**About this exercise**
Search for the word "JSON" in the entries. Each line that holds it should be copied.

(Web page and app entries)

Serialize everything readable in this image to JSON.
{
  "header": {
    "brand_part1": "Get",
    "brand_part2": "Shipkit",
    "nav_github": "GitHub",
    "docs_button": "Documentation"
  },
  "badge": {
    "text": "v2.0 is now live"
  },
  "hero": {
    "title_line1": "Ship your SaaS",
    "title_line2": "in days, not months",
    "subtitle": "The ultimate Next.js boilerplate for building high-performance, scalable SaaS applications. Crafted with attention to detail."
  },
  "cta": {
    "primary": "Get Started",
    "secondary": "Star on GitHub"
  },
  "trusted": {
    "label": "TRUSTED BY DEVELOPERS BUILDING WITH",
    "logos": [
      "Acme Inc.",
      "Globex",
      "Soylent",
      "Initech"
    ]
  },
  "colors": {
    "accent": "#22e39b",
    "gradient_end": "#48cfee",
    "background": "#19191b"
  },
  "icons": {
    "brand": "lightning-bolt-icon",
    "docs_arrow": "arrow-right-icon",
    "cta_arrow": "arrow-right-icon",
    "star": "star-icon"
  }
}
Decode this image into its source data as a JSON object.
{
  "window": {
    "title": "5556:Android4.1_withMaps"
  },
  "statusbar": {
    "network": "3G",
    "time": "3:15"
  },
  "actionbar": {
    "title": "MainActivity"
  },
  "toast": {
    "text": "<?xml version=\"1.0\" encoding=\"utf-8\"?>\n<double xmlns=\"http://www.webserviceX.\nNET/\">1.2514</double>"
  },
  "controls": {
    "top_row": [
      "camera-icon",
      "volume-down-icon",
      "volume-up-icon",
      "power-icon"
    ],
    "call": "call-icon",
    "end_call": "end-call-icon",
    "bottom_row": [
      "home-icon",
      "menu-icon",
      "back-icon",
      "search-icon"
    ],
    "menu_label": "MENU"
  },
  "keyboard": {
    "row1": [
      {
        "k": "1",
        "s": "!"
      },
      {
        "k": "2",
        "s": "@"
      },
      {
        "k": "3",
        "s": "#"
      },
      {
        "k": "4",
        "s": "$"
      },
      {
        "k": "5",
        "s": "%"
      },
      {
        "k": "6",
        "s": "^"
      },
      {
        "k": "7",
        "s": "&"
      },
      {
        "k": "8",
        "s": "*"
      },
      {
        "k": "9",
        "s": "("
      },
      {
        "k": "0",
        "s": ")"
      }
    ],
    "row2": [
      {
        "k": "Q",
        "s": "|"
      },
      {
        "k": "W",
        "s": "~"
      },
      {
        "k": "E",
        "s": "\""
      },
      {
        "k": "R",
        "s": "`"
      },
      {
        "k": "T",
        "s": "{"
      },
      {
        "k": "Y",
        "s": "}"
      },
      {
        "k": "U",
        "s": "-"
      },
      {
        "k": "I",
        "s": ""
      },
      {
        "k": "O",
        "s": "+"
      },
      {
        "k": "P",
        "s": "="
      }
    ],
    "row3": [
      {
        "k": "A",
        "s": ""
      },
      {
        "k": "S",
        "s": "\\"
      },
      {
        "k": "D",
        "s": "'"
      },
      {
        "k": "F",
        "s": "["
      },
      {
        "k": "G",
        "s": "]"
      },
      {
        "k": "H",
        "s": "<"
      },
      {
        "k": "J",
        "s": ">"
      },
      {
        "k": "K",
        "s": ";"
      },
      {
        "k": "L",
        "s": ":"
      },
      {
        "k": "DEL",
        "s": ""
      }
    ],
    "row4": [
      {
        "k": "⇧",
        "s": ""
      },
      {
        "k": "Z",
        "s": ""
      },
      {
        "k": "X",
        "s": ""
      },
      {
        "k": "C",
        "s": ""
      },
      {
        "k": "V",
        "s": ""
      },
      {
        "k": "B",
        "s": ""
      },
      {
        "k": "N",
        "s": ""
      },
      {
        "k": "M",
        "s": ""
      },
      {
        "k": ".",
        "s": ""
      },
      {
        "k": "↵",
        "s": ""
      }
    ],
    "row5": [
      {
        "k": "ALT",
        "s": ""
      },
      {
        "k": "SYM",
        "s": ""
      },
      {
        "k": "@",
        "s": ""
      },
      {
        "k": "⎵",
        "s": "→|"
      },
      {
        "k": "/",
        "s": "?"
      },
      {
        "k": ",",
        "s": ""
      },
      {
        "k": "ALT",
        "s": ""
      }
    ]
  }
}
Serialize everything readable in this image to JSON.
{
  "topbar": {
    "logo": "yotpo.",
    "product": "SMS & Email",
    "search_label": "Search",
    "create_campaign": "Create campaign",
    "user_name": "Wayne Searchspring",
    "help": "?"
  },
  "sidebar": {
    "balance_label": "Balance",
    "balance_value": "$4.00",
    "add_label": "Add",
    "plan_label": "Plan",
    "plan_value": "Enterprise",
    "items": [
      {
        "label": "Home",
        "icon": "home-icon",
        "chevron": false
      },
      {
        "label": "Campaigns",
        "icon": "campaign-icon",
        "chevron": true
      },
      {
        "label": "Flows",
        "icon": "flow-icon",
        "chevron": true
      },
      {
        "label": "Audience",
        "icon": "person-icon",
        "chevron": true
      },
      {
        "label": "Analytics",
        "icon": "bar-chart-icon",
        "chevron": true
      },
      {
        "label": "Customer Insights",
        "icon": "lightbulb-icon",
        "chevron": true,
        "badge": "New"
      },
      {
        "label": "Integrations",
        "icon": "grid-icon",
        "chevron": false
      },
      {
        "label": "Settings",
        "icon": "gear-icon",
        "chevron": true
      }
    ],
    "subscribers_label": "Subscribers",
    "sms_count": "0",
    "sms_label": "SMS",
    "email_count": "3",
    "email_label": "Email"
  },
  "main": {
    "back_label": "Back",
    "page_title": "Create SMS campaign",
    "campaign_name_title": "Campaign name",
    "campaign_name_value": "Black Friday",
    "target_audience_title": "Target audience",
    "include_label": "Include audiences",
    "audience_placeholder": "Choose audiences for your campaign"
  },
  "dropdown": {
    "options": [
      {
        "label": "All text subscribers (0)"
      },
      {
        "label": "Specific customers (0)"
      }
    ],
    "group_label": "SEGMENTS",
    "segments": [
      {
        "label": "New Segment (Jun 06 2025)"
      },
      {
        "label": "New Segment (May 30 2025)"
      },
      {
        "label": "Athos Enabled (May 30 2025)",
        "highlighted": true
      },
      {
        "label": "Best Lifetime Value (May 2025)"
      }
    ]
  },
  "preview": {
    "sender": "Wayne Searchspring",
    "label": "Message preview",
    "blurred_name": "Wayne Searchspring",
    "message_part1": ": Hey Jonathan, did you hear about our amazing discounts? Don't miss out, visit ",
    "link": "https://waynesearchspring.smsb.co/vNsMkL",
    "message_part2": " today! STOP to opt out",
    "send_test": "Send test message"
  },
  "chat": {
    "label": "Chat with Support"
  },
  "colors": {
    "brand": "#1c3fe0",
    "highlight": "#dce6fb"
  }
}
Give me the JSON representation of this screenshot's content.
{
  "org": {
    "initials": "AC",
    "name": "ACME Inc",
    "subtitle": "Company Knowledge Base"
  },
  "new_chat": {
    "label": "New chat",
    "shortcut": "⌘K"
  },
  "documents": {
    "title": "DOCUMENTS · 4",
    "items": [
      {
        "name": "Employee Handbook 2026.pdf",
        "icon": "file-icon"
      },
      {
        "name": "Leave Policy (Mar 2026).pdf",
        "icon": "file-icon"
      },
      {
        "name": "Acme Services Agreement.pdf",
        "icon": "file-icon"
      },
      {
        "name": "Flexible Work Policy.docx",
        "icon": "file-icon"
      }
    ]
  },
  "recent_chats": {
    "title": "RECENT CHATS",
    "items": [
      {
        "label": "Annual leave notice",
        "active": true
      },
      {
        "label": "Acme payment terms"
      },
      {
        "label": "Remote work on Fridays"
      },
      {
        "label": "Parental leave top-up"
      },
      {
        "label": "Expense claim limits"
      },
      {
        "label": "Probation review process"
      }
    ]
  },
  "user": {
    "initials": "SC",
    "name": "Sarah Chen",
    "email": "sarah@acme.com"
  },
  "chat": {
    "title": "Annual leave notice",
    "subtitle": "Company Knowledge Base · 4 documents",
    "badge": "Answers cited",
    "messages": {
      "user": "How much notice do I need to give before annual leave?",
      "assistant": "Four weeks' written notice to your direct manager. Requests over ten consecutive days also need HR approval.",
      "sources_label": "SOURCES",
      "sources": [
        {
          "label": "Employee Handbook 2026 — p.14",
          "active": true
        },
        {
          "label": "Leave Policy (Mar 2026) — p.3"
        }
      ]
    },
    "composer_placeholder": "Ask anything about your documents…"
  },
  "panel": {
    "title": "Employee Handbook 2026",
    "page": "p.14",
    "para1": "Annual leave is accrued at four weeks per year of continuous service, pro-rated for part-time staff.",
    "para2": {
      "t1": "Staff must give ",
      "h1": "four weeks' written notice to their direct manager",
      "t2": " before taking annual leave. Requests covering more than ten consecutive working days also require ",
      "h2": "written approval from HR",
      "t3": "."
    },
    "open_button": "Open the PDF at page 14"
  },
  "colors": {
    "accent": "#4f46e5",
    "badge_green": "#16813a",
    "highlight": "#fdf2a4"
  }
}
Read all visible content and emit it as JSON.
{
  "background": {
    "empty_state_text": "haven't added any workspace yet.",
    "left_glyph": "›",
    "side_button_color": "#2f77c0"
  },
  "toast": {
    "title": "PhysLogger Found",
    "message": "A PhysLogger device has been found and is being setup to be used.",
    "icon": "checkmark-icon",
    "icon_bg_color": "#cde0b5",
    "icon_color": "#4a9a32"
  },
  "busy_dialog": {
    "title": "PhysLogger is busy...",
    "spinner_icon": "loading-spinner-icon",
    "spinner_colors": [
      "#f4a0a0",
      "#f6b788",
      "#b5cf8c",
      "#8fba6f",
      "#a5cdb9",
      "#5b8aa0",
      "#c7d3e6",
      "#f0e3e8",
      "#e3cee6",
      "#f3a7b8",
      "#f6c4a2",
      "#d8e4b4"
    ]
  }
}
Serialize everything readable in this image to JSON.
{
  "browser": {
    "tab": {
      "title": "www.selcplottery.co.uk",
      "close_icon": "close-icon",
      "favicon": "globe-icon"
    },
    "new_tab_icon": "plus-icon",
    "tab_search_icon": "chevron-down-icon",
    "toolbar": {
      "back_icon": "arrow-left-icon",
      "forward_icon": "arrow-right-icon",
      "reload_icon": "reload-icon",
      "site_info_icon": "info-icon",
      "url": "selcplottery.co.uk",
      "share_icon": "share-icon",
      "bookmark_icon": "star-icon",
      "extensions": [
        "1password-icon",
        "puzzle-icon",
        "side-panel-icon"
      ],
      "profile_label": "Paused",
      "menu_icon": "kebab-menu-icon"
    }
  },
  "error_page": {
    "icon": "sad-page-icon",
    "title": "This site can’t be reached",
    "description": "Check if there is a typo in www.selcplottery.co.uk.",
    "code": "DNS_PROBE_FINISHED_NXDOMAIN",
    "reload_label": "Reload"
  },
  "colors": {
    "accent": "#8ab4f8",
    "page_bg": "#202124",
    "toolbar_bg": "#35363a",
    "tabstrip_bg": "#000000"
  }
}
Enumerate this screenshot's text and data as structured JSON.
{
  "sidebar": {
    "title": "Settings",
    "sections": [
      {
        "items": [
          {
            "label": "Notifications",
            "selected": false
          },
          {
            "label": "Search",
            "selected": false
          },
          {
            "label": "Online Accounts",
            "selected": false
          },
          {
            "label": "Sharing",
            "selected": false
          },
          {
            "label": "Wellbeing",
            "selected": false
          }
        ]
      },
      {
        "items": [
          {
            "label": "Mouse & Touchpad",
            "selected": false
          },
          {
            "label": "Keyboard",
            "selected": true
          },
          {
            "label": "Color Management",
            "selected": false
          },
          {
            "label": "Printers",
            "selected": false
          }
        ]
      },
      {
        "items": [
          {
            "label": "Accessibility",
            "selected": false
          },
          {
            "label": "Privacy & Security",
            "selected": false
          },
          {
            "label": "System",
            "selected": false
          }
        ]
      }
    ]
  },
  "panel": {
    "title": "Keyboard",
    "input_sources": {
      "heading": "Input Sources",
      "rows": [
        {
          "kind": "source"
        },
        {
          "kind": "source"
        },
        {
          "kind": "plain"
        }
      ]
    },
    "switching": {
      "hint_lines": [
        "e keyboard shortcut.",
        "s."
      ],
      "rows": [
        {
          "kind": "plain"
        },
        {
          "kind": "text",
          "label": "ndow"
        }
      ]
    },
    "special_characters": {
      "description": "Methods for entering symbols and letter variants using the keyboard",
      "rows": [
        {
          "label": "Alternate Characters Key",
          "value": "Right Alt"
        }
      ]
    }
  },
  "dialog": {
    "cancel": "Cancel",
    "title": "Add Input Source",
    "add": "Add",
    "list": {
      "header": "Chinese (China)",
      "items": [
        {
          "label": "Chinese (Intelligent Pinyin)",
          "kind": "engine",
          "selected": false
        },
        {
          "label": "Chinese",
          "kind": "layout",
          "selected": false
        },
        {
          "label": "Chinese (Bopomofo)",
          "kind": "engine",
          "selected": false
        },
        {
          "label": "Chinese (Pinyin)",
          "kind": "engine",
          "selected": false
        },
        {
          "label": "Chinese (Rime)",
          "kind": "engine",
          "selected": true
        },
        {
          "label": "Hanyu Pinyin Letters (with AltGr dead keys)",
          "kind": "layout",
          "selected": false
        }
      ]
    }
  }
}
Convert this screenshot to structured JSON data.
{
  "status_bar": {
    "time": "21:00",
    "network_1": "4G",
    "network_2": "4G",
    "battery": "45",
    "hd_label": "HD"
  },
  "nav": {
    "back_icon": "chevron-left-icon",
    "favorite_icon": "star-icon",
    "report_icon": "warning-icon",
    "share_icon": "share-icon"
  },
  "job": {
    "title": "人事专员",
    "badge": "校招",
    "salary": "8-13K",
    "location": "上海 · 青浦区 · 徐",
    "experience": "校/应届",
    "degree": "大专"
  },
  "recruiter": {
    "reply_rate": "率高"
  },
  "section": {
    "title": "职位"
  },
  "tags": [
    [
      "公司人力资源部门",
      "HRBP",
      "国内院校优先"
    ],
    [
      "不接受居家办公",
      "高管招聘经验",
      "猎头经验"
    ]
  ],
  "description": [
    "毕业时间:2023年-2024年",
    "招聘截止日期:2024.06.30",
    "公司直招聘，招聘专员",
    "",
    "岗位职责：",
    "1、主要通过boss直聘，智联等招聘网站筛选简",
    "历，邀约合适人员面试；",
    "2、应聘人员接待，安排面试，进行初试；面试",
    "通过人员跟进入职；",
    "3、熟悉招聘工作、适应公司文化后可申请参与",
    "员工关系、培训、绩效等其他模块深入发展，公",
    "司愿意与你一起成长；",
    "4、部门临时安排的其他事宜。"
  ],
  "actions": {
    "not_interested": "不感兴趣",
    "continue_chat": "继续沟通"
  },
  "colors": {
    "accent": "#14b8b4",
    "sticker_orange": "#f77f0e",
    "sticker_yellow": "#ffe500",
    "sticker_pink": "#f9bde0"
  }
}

**Task answer**
Serialize everything readable in this image to JSON.
Decode this image into its source data as a JSON object.
Serialize everything readable in this image to JSON.
Give me the JSON representation of this screenshot's content.
Read all visible content and emit it as JSON.
Serialize everything readable in this image to JSON.
Enumerate this screenshot's text and data as structured JSON.
Convert this screenshot to structured JSON data.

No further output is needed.